Our next transition included a new housemate: my mom.  She moved in a year ago and it has been a blessing to my family.  Plus, her grandbaby is overjoyed to have her join our household.  Even though this most recent addition to our family has been rather seamless so far, my mother doesn’t eat leftovers after one day.   Therefore, my current meal plan consists of cooking primarily on Sundays, Mondays, and Saturdays. This cooking schedule may seem like we eat leftovers for about 4 days, but we really don’t. Let me explain in more detail: all of the adults in our household work totally different schedules.  One leaves home at 6:00 a.m., another leaves at 7:00 a.m. and another leaves home at 2:00 p.m.  Therefore, in our home, we don’t eat meals together except for the weekends.  Thus, in order for my family to have quality meals, I have to create three to four meals in advance. These meals require minimum assembling for my family (i.e. build your own salad).  My planning is also very simple and consists of (1) BYOM (build your own meal), (1)crockpot meal, (1) sandwich type meal and/or (1) pasta/rice based meal.  With that said, if your family is as busy as mine, here are some tips you may want try:

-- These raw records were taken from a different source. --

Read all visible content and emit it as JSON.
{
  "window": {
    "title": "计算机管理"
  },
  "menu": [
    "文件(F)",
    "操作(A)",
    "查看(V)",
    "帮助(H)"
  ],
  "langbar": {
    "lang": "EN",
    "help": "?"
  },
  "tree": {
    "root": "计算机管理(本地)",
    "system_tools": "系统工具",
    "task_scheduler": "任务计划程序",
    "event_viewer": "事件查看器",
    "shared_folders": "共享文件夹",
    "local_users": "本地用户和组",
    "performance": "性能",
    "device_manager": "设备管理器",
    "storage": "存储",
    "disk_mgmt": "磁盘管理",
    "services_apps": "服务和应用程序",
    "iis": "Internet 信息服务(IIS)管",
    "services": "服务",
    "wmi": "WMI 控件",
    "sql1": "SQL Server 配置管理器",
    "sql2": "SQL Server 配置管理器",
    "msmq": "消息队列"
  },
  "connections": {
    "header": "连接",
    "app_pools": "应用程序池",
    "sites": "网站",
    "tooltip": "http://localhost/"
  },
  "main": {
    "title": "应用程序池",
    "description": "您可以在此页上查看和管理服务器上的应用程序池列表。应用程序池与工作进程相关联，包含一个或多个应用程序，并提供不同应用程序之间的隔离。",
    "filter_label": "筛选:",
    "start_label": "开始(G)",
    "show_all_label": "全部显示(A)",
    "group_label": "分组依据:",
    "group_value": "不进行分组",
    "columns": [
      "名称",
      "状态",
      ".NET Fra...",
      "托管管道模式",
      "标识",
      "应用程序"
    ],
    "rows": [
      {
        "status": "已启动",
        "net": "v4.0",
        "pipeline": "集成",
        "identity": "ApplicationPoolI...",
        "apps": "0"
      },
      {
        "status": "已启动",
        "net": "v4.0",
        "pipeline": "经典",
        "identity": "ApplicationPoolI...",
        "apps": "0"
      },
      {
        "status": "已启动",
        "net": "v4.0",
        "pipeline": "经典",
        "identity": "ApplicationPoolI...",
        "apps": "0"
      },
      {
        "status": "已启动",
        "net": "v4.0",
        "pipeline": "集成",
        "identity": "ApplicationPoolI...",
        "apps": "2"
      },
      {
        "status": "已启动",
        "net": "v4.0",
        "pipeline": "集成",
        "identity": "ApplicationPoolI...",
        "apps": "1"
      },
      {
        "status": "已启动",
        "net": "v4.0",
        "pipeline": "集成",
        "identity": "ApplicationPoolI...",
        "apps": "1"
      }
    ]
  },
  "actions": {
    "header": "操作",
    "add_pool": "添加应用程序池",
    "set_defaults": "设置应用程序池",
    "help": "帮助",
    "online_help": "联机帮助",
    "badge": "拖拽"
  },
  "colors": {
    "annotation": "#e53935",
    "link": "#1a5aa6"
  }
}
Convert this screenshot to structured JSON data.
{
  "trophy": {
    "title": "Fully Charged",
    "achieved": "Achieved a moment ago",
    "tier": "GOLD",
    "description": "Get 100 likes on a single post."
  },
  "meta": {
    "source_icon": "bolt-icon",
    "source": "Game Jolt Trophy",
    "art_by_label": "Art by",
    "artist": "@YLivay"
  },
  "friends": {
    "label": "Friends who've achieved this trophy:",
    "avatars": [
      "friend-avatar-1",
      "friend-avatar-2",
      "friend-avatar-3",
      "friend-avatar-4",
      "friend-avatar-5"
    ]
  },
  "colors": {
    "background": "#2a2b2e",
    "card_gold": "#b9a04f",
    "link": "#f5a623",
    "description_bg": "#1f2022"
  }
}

  • Cook What You Enjoy
    • If you like it, you are more inclined to cook it. For example, my hubby loves Chicken Parmesan and I love the process of making this dish.  Even though it requires a few steps, but I like the process of putting it together.   
  • Simplify Your Recipes
    • Complicated recipes are time consuming and overwhelming. After working 8 hours and picking up after our little ones, the last thing I want to do is cook for two hours (Plus, I am starving by that time).  Therefore, recipes with a few ingredients and a short cook time are your best friend.
  • Develop A Schedule
    • When to schedule  and when not to schedule is the question. I would recommend scheduling days you would want to cook.  Since everyday cooking doesn’t fit my family lifestyle, I don’t do it every day. First, I suggest selecting a must cook day; which is Sunday for my family.   I also like cooking on Saturday as well because it gives my family one extra day to sit around the table together.  Nevertheless, the majority of our meals are created on Monday or sometimes Sunday evening (of course this depends on my level of energy because I recently had a baby and have to mother a two year old) and then stored in the refrigerator to be eaten later.  If you choose to do pre-planned meals, I personally recommend labeling and dating them all. That way everyone can decide what they would like to eat.  This schedule and system works for my family at this moment in time. I am highly aware it can change and I must be ready for yet another transition. 
  • Believe In The Leftovers
    • Now, let’s discuss one of my saving graces which is the leftover. For those who don’t like leftovers, I am so sorry you feel that way.   Leftovers have saved me from cooking every day, or eating out every day as well as time, and money.   Even if you don’t care for leftovers, why not switch it up?  For instance, if you had pulled pork or chicken on a bun on Tuesday, change it up and have it on a baked potato or sweet potato on Wednesday. It may taste just as good if not better the second time around.

Ladies, I know we are all busy and want to provide quality meals some kind of way for our families. Remember quality doesn’t mean cooking every day or preparing complex meals. Cooking can just be simple, enjoyable, and most importantly delicious. I am challenging everyone to cook two meals this week and share it with your family/community.  If anyone is interested in learning more about meal planning or just learning from my mistakes in general about meal planning just email me at sisteria.simmons@gmail.com. I would be more than happy to share my experiences in more detail.

Blessings, sunshine and happy cooking everyone!



Sisteria Simmons is married to her love and best friend Henry, Jr. She is the mother to two kings in training Henry III and Harrison Luke. She enjoys reinventing delicious dishes for family and friends and creating a home life that her children will remember when they are older, fondly.